Problem details | Select from the records below every line that has the word "Microsoft" in it.

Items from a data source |
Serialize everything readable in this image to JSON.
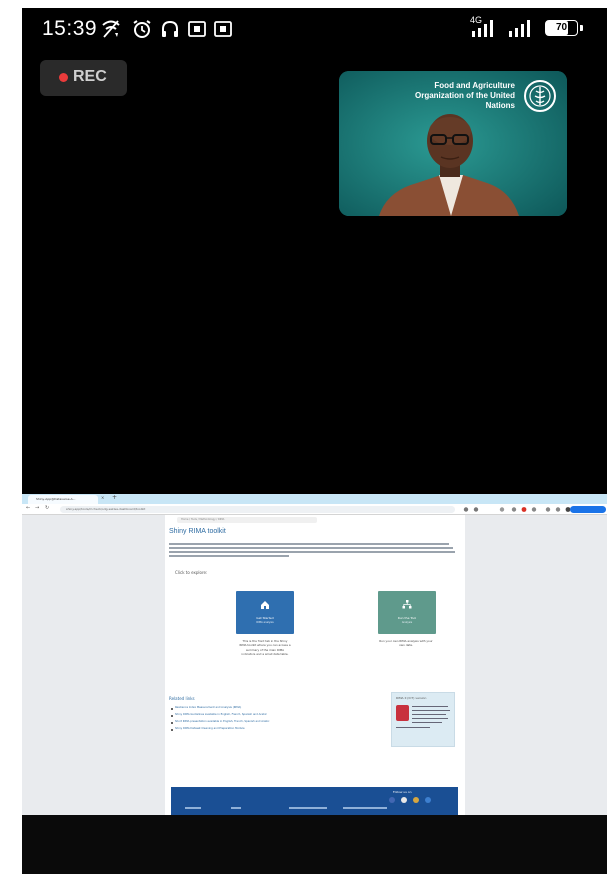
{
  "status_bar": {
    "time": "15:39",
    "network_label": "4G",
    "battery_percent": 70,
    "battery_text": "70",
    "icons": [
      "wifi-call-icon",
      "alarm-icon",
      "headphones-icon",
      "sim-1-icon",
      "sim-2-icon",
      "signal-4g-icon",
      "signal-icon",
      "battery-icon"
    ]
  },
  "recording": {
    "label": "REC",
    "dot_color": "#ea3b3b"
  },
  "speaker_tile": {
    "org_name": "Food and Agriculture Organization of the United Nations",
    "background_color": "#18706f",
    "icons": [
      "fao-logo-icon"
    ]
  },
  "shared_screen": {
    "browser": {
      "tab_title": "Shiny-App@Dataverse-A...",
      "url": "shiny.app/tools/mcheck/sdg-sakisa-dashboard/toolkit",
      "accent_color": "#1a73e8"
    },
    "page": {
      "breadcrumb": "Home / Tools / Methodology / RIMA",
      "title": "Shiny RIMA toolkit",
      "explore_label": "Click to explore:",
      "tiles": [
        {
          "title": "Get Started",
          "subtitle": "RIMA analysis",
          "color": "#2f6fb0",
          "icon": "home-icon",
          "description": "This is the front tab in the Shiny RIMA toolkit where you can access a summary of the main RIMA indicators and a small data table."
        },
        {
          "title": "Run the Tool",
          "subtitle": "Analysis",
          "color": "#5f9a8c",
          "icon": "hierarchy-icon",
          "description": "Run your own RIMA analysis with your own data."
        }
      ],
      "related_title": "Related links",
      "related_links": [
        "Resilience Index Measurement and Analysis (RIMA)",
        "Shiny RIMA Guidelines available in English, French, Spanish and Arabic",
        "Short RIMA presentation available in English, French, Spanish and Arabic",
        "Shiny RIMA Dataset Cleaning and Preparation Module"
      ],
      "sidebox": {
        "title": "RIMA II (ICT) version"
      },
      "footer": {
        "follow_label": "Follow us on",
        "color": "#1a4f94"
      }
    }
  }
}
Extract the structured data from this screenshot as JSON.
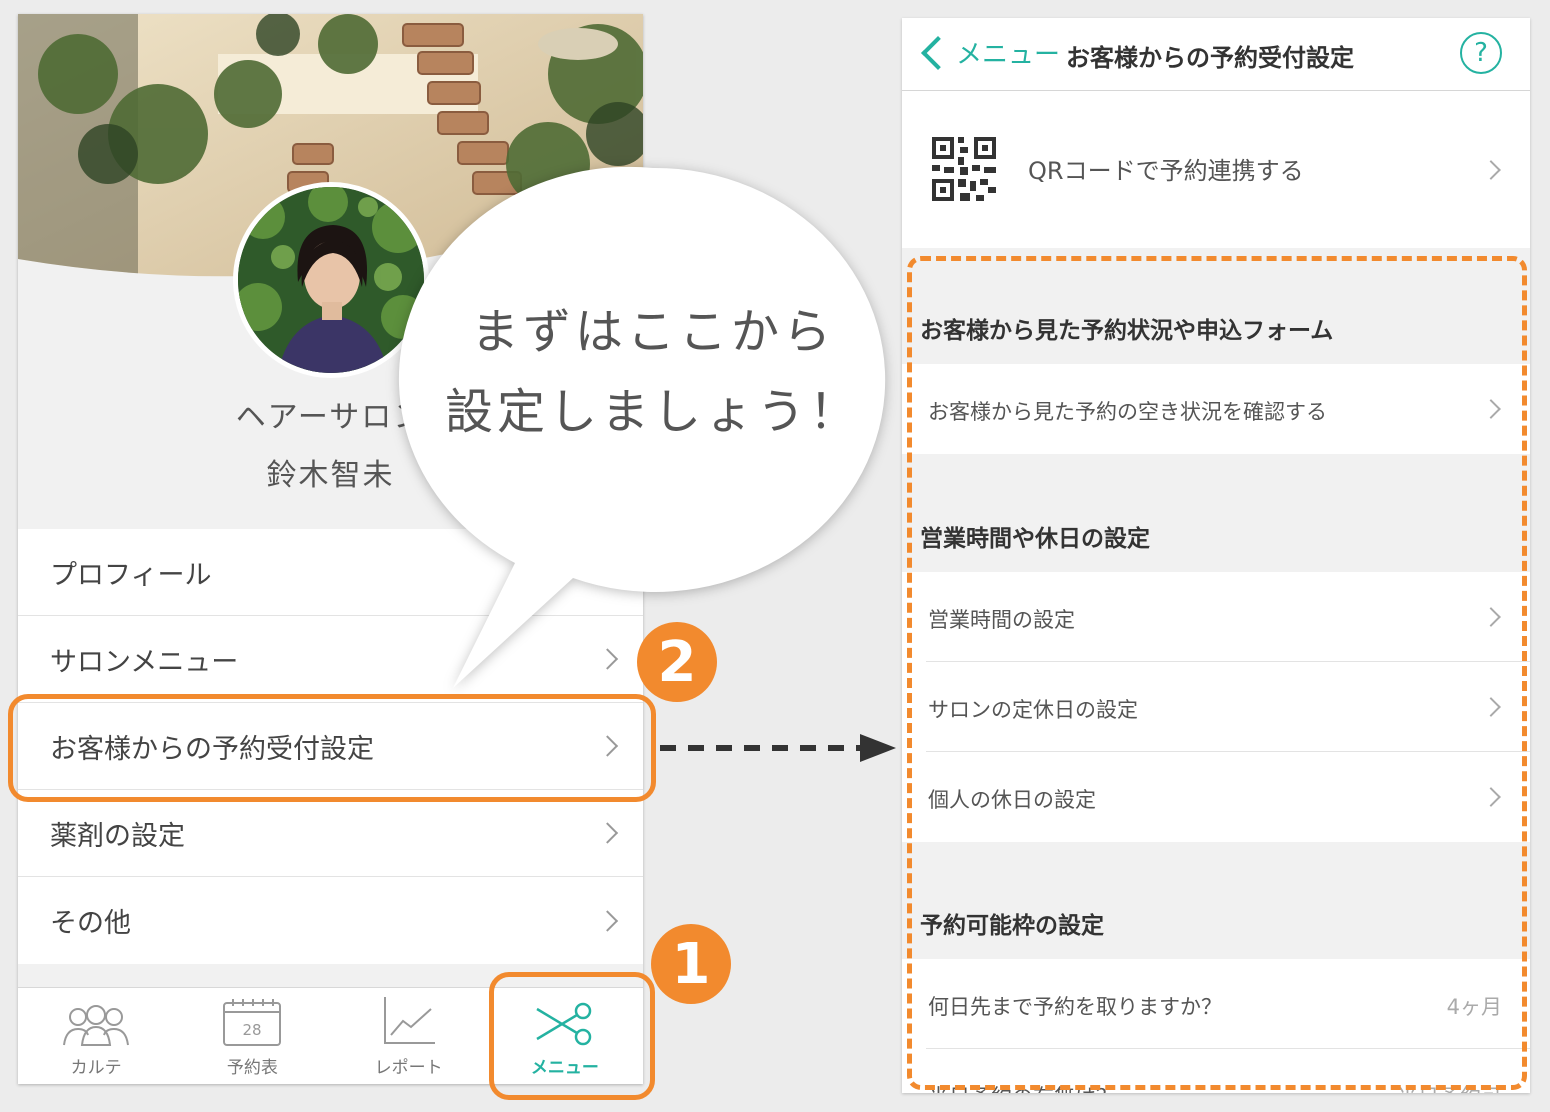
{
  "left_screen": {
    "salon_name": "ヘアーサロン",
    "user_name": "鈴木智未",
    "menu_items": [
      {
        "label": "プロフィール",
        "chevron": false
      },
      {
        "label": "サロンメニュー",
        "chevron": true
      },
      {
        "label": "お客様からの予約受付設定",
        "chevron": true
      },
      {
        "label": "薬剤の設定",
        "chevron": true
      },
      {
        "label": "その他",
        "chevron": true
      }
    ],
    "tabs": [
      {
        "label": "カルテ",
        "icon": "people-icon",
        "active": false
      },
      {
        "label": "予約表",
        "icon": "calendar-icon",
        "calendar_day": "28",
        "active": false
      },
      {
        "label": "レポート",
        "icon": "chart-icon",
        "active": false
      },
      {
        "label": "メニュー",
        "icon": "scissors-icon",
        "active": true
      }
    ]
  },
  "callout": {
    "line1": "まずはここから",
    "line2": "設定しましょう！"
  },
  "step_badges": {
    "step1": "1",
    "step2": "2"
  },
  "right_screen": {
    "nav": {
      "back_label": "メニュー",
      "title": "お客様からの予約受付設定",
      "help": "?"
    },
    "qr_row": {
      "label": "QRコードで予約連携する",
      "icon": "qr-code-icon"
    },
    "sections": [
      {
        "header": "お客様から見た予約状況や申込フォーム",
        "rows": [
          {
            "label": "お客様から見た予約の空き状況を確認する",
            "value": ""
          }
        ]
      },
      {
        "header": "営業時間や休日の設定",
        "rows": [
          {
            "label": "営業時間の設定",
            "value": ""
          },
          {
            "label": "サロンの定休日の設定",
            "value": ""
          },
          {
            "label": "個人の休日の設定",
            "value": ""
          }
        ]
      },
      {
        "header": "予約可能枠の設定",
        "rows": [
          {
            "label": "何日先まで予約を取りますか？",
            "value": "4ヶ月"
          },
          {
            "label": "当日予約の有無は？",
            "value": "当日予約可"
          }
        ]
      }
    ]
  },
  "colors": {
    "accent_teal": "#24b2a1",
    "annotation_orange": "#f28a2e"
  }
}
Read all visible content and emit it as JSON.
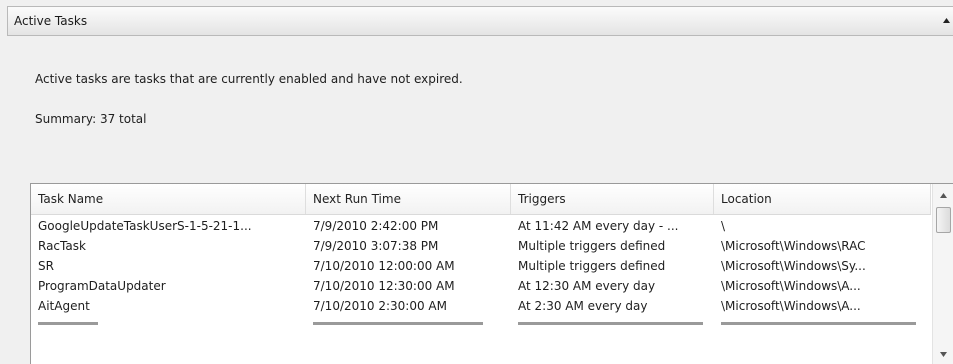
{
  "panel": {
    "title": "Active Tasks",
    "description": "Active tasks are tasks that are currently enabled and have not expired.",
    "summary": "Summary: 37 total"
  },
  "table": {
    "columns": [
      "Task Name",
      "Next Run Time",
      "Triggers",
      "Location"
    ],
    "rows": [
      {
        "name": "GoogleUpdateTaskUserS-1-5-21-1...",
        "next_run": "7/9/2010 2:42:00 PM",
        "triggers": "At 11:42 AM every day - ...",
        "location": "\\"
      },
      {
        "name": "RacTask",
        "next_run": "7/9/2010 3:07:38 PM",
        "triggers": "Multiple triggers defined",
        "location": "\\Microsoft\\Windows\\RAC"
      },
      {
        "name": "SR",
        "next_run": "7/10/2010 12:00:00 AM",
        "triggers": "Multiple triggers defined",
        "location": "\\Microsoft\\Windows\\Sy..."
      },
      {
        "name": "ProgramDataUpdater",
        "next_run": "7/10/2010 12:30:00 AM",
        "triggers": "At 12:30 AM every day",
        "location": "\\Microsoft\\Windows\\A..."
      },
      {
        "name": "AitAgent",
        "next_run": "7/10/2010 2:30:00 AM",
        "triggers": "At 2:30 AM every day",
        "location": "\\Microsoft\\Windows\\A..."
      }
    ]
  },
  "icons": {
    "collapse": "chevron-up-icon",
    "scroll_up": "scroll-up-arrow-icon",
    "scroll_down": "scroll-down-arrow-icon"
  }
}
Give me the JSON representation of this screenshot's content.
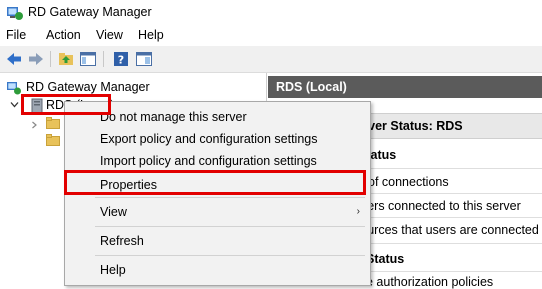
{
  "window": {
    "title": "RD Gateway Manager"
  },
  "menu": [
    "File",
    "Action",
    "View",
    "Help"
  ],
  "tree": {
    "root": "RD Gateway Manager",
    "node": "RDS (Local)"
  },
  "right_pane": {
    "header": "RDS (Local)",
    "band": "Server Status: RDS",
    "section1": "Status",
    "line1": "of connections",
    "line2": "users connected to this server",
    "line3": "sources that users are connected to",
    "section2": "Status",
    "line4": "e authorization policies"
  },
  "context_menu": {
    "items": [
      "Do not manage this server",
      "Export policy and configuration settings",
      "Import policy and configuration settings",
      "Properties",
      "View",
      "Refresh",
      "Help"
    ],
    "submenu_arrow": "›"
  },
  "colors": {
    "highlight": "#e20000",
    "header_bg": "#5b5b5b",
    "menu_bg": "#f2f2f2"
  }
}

Task response |
        "location": "\\Microsoft\\Windows\\RAC"
        "location": "\\Microsoft\\Windows\\Sy..."
        "location": "\\Microsoft\\Windows\\A..."
        "location": "\\Microsoft\\Windows\\A..."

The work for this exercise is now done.